What do Bitcoin, angel investors, and high-school algebra have in common? Before I answer that question, I need to tell a story.
In 1995, I lived in Washington, D.C. At the time, Citibank was in the process of replacing its monochrome ASCII-only ATMs with spiffy new color bit-map machines. We users had to adjust to the new interface, including the conversational tone of the new software. For example, instead of offering buttons labeled “Checking” and “Savings”, the machine would politely ask “From what account do you wish do withdraw money?” And, while checking to see whether you had enough money in your account, the ATM would let you know it hadn’t forgotten you by saying “I’m working on it.”
Hilarity ensued one day while I was in line for the ATM. The man in front of me was clearly in a hurry. He requested his cash and shouted “Hurry up!” at the ATM. The machine responded “I’m working on it.” He interpreted the message not as a sincere expression of its desire to perform the requested task, but rather as a defensive response to his “Hurry up!”, and proceeded to harangue the machine as to how it should address valued customers.
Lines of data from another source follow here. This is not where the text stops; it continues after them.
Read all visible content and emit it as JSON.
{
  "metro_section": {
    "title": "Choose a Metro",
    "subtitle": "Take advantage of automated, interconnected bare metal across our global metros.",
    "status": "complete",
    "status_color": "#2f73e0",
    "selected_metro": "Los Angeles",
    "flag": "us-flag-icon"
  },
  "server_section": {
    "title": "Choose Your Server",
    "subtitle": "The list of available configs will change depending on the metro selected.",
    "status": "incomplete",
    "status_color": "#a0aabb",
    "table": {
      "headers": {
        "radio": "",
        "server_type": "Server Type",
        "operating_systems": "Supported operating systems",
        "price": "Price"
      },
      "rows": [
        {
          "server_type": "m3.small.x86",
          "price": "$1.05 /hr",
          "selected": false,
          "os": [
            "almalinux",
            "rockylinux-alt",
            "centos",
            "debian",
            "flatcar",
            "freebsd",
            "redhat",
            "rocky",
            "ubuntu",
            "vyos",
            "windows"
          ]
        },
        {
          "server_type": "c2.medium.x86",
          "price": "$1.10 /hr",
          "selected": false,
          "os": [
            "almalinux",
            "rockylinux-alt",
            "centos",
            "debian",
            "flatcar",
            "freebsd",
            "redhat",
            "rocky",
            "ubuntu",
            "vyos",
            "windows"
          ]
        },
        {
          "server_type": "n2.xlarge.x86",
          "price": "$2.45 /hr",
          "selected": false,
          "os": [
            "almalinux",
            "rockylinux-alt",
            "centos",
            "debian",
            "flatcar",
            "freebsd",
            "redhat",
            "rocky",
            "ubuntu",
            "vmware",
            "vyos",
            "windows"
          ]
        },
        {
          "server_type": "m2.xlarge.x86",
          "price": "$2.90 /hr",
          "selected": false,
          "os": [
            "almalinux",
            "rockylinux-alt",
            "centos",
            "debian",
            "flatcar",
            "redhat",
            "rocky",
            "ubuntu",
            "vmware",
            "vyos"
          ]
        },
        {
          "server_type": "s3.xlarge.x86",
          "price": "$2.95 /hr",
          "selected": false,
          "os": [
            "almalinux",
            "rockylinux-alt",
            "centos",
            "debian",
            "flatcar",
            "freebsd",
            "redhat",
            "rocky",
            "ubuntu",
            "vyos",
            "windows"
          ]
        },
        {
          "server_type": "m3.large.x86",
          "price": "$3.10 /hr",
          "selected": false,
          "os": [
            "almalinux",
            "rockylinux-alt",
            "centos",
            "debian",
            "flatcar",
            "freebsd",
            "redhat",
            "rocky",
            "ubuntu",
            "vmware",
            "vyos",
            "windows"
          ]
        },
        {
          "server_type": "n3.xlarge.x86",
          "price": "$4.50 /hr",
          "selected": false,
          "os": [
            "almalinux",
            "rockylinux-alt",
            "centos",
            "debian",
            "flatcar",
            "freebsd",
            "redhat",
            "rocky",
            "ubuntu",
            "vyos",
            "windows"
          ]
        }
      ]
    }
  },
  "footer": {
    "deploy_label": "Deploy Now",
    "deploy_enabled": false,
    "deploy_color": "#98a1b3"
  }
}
The user interface mistake made by Citibank was that there was no progress bar. In other words, there was no proof the machine really was working.
Which brings us to Bitcoin.